Male mosquitoes typically have a lifespan of ten days. A female mosquito can live for six to eight weeks in ideal conditions. A female can lay eggs up to three times in her lifetime. An adult mosquito has six legs, a head, a thorax, and an abdomen. Two compound eyes, two simple eyes, two antennae, and a proboscis are on its head.
Where do Mosquitoes Call Home?
Mosquitoes travel to and thrive in places where there is persistent standing water because they live and spawn in still water. They are well known to swarm in marshes, but where else are they common?
Almost any area in the world is suitable for mosquitoes to settle and breed. While standing water is required to develop the eggs, a massive population of mosquitoes is also necessary to feed.
If the female does not get enough protein, the eggs will not develop, whether they are laid by humans or animals. Some places where mosquitoes are most prevalent are also places where people travel a lot. A beach vacation will expose you to more mosquitoes because it is the ideal place for mosquito breeding.
Farms and areas with cattle are other mosquito-infested regions. Because the animals have been passing through and leaving footprints on the ground, there is typically a lot of standing water in these areas. These imprints become larger after rain and provide a fantastic location for egg laying.
Even while some states are more prone to mosquito swarms, you might even witness some in your backyard if the right circumstances exist.
How to Prevent Unwanted Attacks
It is crucial to use some mosquito repellant to ward off the annoying itching bites, but mostly to protect your health and prevent exposure to the diseases they spread.
The West Nile Virus is the most well-known illness. It was brought to the United States in 1999 by a woman who traveled from the Ugandan region of the West Nile.
Second, malaria is produced and spread by mosquitoes. A parasite that inhabits mosquitoes is the cause of this sickness. The parasite moves through the saliva of the mosquito.
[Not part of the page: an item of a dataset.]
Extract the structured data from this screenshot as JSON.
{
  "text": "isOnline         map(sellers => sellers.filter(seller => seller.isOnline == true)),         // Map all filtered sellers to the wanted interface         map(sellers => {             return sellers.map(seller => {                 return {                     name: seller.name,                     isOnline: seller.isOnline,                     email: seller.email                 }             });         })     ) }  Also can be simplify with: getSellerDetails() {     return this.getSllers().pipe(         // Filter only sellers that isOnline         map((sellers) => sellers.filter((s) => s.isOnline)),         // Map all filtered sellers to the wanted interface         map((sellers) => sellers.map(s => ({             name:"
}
There are so many options available on the market for employing repellents. However, since mosquitoes are a problem throughout the summer, many people are trying to produce more substantial or natural repellants.
The best thing that you can do is to contact a professional mosquito removal service provided by a trustworthy company. They will be able to help you determine what the best course of action is for your specific situation.
Here at Freedom Pest Services, we understand how important it is for you to keep your family safe from mosquitoes and the diseases they spread. But, we also know how difficult it can be to get rid of them alone.
That’s why we offer a comprehensive mosquito removal service that will target all the breeding grounds on your property and eliminate the problem at its source. Contact us now!